--- TASK DETAILS ---
Go through the records and report each line holding the string "BAIE".

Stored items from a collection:
=======

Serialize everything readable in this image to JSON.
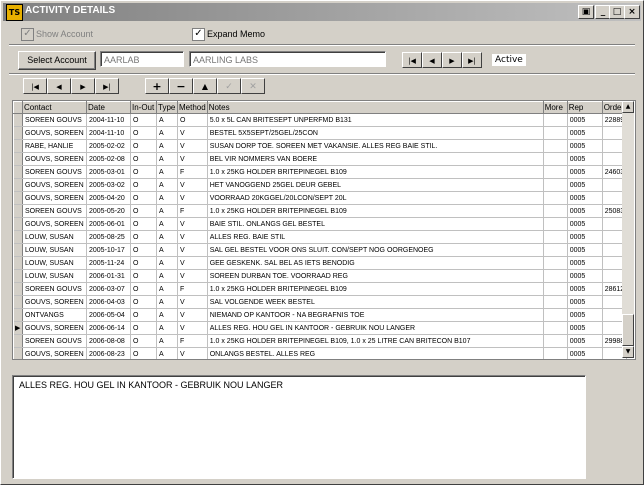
{
  "window": {
    "title": "ACTIVITY DETAILS",
    "app_icon_text": "TS"
  },
  "titlebar_buttons": [
    "▣",
    "_",
    "□",
    "×"
  ],
  "options": {
    "show_account": {
      "label": "Show Account",
      "checked": true
    },
    "expand_memo": {
      "label": "Expand Memo",
      "checked": true
    }
  },
  "account": {
    "select_label": "Select Account",
    "code": "AARLAB",
    "name": "AARLING LABS",
    "status": "Active"
  },
  "record_nav": [
    "|◀",
    "◀",
    "▶",
    "▶|"
  ],
  "toolbar": {
    "nav": [
      "|◀",
      "◀",
      "▶",
      "▶|"
    ],
    "edit": [
      "+",
      "−",
      "▲",
      "✓",
      "✕"
    ]
  },
  "grid": {
    "columns": [
      "Contact",
      "Date",
      "In-Out",
      "Type",
      "Method",
      "Notes",
      "More",
      "Rep",
      "Orde"
    ],
    "rows": [
      [
        "SOREEN GOUVS",
        "2004-11-10",
        "O",
        "A",
        "O",
        "5.0 x 5L CAN BRITESEPT UNPERFMD B131",
        "",
        "0005",
        "22889"
      ],
      [
        "GOUVS, SOREEN",
        "2004-11-10",
        "O",
        "A",
        "V",
        "BESTEL 5X5SEPT/25GEL/25CON",
        "",
        "0005",
        ""
      ],
      [
        "RABE, HANLIE",
        "2005-02-02",
        "O",
        "A",
        "V",
        "SUSAN DORP TOE. SOREEN MET VAKANSIE. ALLES REG BAIE STIL.",
        "",
        "0005",
        ""
      ],
      [
        "GOUVS, SOREEN",
        "2005-02-08",
        "O",
        "A",
        "V",
        "BEL VIR NOMMERS VAN BOERE",
        "",
        "0005",
        ""
      ],
      [
        "SOREEN GOUVS",
        "2005-03-01",
        "O",
        "A",
        "F",
        "1.0 x 25KG HOLDER BRITEPINEGEL B109",
        "",
        "0005",
        "24603"
      ],
      [
        "GOUVS, SOREEN",
        "2005-03-02",
        "O",
        "A",
        "V",
        "HET VANOGGEND 25GEL DEUR GEBEL",
        "",
        "0005",
        ""
      ],
      [
        "GOUVS, SOREEN",
        "2005-04-20",
        "O",
        "A",
        "V",
        "VOORRAAD 20KGGEL/20LCON/SEPT 20L",
        "",
        "0005",
        ""
      ],
      [
        "SOREEN GOUVS",
        "2005-05-20",
        "O",
        "A",
        "F",
        "1.0 x 25KG HOLDER BRITEPINEGEL B109",
        "",
        "0005",
        "25083"
      ],
      [
        "GOUVS, SOREEN",
        "2005-06-01",
        "O",
        "A",
        "V",
        "BAIE STIL. ONLANGS GEL BESTEL",
        "",
        "0005",
        ""
      ],
      [
        "LOUW, SUSAN",
        "2005-08-25",
        "O",
        "A",
        "V",
        "ALLES REG. BAIE STIL",
        "",
        "0005",
        ""
      ],
      [
        "LOUW, SUSAN",
        "2005-10-17",
        "O",
        "A",
        "V",
        "SAL GEL BESTEL VOOR ONS SLUIT. CON/SEPT NOG OORGENOEG",
        "",
        "0005",
        ""
      ],
      [
        "LOUW, SUSAN",
        "2005-11-24",
        "O",
        "A",
        "V",
        "GEE GESKENK. SAL BEL AS IETS BENODIG",
        "",
        "0005",
        ""
      ],
      [
        "LOUW, SUSAN",
        "2006-01-31",
        "O",
        "A",
        "V",
        "SOREEN DURBAN TOE. VOORRAAD REG",
        "",
        "0005",
        ""
      ],
      [
        "SOREEN GOUVS",
        "2006-03-07",
        "O",
        "A",
        "F",
        "1.0 x 25KG HOLDER BRITEPINEGEL B109",
        "",
        "0005",
        "28612"
      ],
      [
        "GOUVS, SOREEN",
        "2006-04-03",
        "O",
        "A",
        "V",
        "SAL VOLGENDE WEEK BESTEL",
        "",
        "0005",
        ""
      ],
      [
        "ONTVANGS",
        "2006-05-04",
        "O",
        "A",
        "V",
        "NIEMAND OP KANTOOR - NA BEGRAFNIS TOE",
        "",
        "0005",
        ""
      ],
      [
        "GOUVS, SOREEN",
        "2006-06-14",
        "O",
        "A",
        "V",
        "ALLES REG. HOU GEL IN KANTOOR - GEBRUIK NOU LANGER",
        "",
        "0005",
        ""
      ],
      [
        "SOREEN GOUVS",
        "2006-08-08",
        "O",
        "A",
        "F",
        "1.0 x 25KG HOLDER BRITEPINEGEL B109, 1.0 x 25 LITRE CAN BRITECON B107",
        "",
        "0005",
        "29988"
      ],
      [
        "GOUVS, SOREEN",
        "2006-08-23",
        "O",
        "A",
        "V",
        "ONLANGS BESTEL. ALLES REG",
        "",
        "0005",
        ""
      ]
    ],
    "current_row_marker": "▶"
  },
  "memo": {
    "text": "ALLES REG. HOU GEL IN KANTOOR - GEBRUIK NOU LANGER"
  }
}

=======

--- SOLUTION FOR THIS TASK ---
        "SUSAN DORP TOE. SOREEN MET VAKANSIE. ALLES REG BAIE STIL.",
        "BAIE STIL. ONLANGS GEL BESTEL",
        "ALLES REG. BAIE STIL",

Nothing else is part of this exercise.